THE question of the birth of consciousness as higher forms of life develop has always had a great attraction for scholars in all fields of research. Their findings are not entirely free from subjective speculation, which exerts an influence throughout this borderland of empirical science and metaphysical dogmatism. Fortunately, however, progress in our understanding of animal psychology is by no means dependent on the solution of the problem of how consciousness began to exist.
Psychology may be defined in various ways, but no definition can be satisfactory which does not include its connections with the phenomena of consciousness. As the investigation of such phenomena constitutes a considerable part of psychology, it will not be possible entirely to exclude animal psychology from it. But animal psychology is just as closely connected with zoology.1 A zoology which limits itself to investigating the physical organism of an animal and makes no mention of the processes revealed in the animal's behaviour is deserving of censure as having failed to deal adequately with its subject.2
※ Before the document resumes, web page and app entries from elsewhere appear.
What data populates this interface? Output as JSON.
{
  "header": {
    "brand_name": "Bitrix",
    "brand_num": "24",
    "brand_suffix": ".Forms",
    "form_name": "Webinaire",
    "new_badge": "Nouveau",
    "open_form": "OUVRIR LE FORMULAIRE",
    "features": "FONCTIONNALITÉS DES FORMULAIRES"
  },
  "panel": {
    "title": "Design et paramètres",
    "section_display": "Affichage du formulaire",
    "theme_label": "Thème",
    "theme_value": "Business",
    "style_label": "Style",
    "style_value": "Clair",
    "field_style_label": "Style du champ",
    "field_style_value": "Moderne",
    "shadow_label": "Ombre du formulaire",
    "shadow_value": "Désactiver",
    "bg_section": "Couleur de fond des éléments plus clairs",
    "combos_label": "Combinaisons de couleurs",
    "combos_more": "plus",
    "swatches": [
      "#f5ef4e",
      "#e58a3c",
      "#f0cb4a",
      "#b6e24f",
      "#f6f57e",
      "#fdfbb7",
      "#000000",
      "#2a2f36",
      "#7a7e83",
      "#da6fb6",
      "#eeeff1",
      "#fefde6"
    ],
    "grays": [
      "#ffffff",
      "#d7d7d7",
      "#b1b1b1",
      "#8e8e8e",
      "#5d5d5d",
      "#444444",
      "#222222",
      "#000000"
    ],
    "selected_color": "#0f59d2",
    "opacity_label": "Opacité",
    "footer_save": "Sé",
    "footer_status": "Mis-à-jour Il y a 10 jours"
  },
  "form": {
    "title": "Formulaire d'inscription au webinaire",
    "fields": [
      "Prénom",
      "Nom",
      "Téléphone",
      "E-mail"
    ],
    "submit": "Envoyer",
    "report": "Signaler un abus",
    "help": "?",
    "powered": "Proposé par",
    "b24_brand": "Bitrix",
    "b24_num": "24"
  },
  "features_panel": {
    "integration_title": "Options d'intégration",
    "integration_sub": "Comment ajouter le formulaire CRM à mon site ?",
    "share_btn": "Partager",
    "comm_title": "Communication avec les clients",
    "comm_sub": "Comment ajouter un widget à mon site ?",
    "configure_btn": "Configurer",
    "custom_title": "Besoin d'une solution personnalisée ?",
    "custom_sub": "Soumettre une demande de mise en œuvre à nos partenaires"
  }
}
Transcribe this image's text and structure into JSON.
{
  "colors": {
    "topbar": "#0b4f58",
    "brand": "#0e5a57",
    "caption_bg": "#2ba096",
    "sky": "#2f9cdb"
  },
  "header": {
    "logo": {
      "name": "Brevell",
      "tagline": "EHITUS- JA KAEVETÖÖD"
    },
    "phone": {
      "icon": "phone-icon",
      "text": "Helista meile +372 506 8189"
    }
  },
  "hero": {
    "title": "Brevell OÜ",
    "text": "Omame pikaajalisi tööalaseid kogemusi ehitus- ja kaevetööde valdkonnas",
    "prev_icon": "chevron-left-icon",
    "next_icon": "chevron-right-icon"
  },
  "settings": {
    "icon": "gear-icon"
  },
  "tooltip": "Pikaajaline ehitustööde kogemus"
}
Thus it is clear that animal psychology is a science which____________________